Child Support is calculated in Florida applying various deductions each parent is entitled to claim in determining a parent’s net income. For example, aside from taxes, medicare and social security deductions, a parent is entitled to credit for health insurance premiums and support payments made for other children. In one recent case, we see how the appellate court reviewed an appeal of a child support order that included these deductions.
In the case DOR v. Magloire, 1D17-4595 (Fla. 1st DCA 2018), the Department of Revenue appealed an administrative law judge’s child support order on three bases: (1) that the mother was not properly credited for health insurance premiums she paid for herself; (2) that the father was not properly credited for health insurance premiums he pays for himself and his family; and (3) that retroactive child support was incorrectly calculated because it included a deduction for a separate child support order not yet in existence.
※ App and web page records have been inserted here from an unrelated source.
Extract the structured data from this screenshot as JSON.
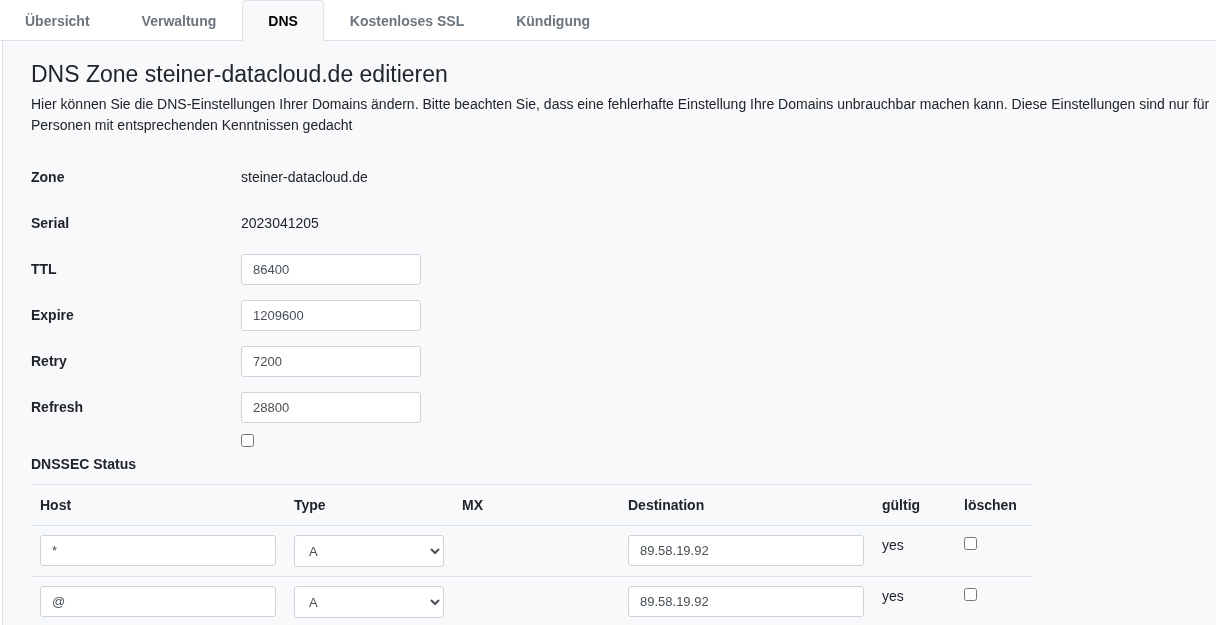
{
  "tabs": [
    {
      "label": "Übersicht",
      "selected": false
    },
    {
      "label": "Verwaltung",
      "selected": false
    },
    {
      "label": "DNS",
      "selected": true
    },
    {
      "label": "Kostenloses SSL",
      "selected": false
    },
    {
      "label": "Kündigung",
      "selected": false
    }
  ],
  "heading": "DNS Zone steiner-datacloud.de editieren",
  "description": "Hier können Sie die DNS-Einstellungen Ihrer Domains ändern. Bitte beachten Sie, dass eine fehlerhafte Einstellung Ihre Domains unbrauchbar machen kann. Diese Einstellungen sind nur für Personen mit entsprechenden Kenntnissen gedacht",
  "zone_fields": [
    {
      "kind": "text",
      "label": "Zone",
      "value": "steiner-datacloud.de"
    },
    {
      "kind": "text",
      "label": "Serial",
      "value": "2023041205"
    },
    {
      "kind": "input",
      "label": "TTL",
      "value": "86400"
    },
    {
      "kind": "input",
      "label": "Expire",
      "value": "1209600"
    },
    {
      "kind": "input",
      "label": "Retry",
      "value": "7200"
    },
    {
      "kind": "input",
      "label": "Refresh",
      "value": "28800"
    },
    {
      "kind": "checkbox",
      "label": "DNSSEC Status",
      "checked": false
    }
  ],
  "records": {
    "columns": [
      "Host",
      "Type",
      "MX",
      "Destination",
      "gültig",
      "löschen"
    ],
    "rows": [
      {
        "host": "*",
        "type": "A",
        "destination": "89.58.19.92",
        "valid": "yes",
        "delete": false
      },
      {
        "host": "@",
        "type": "A",
        "destination": "89.58.19.92",
        "valid": "yes",
        "delete": false
      }
    ]
  }
}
As to the first claim regarding the mother’s health insurance, the appellate court ruled the record showed the mother actually was credited for her health insurance premiums. As to the father’s insurance premiums, the appellate court noted that it was the father’s responsibility to raise an objection regarding the same - the adverse party, DOR, could not raise an objection on his behalf for this error.
Last, as to the retroactive child support, the court ruled it was error for the administrative law judge to grant father a credit for a child support order that was not yet in existence - in calculating the retroactive support, the administrative law judge deducted from the father’s gross income child support he claimed to be paying for other children. This resulted in a lower net income for the father for purposes of calculating child support, and thus a lower retroactive support number. The appellate court held, “Here, the [administrative law judge] applied the deduction to an eight-month period of time before the support order for [the father’s] other children went into effect. Further, there is no indication in the record that [the father] actually made these support payments for his other children, a prerequisite to receiving the deduction. See Dep't of Revenue ex rel. Walker v. Cody, 131 So. 3d 823 (Fla. 1st DCA 2014). For these reasons, we reverse the portion of the order awarding retroactive child support and remand for recalculation of the retroactive child support award.”
Making sure you receive all deductions to which you are entitled in calculating child support is important no matter what side of the case you fall on. A consultation with a Miami child support attorney may help you understand what rights and remedies are available to you in your case. Contact one today.